In the first bar Brahms writes piano and espressivo legato. One could think of legato as playing under big slurs, but instead each note is separate. This puts a great speaking quality into the bow, with plenty of consonants to help the character, even with seamless bow changes.
Some people might find it strange to begin on an up bow, but I do this because it puts the heavier weight of the down bow on the most important notes of the phrase: for example, the third beat in bar 4, and the third beat in bar 7. This bowing also helps with the diminuendo into bar 8. When the opening rhythm comes back in bar 9, I start on a down bow so that the triplets on the hairpin in bar 11 fall on an up bow.
From the last beat of bar 117 I start on a down bow to add tension, then resolve each chord on the up bow.
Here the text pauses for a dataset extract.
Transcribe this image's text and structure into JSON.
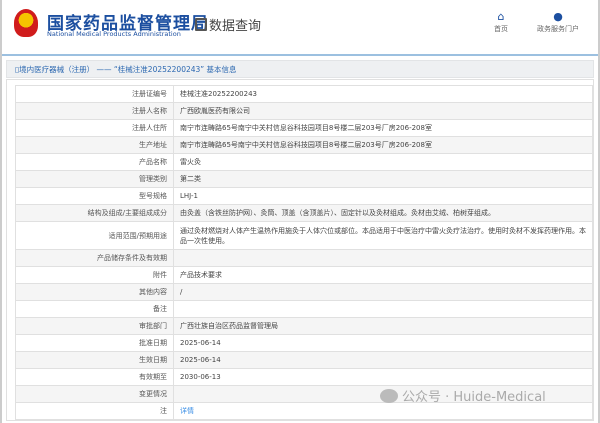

This is a difficult passage because you have to bow from the A string to the C string and the grace notes have to be even, in order to fit the architecture. Practise without the grace notes, for rhythm, then add them afterwards. They are really only there so that the D and G strings don’t ring; it is the outer notes that are important.
In bars 178–179 there is a repeat of bars 17–18, now under a slur. Why would Brahms change the bowing? He does it because in bars 17–18 we are playing by ourselves, so we can be as free as we want; but in bars 178–179, the piano plays underlying quavers (e). The slur prevents the cellist from taking too much time, so that the pianist does not have to adjust.
Try to keep the four-bar slur from bar 256. It’s a big commitment, but it will prevent you from slowing down for the piano and espressivo, and it will create a very dense, expressive sound. In performance, if you don’t feel you have enough bow, by all means change; but for practising and attuning the ear, it is good to give it a try.
This sonata doesn’t have a slow movement, so there is a tendency for cellists to play the beginning slowly, even though it is Allegro non troppo. To find the right tempo, look at bar 34, where the theme returns in the major and the pianist plays triplets. With the piano part in mind, find a speed that flows, allows you to pull forward in the syncopations of bars 2 and 4, and will work throughout the movement. To be metronomical would, of course, be against the spirit of Brahms: when he conducted his own symphonies, he would do huge accelerandos and ritardandos that were not written into the score! But it is essential that there is always a strong sense of form with a main pulse – even if, at certain points, we deviate from that ever so slightly.
INTERVIEW BY PAULINE HARDING
To read the full Masterclass article by Johannes Moser and see the marked-up sheet music, download The Strad’s December 2017 issue on desktop computer or via the The Strad App, or buy the print edition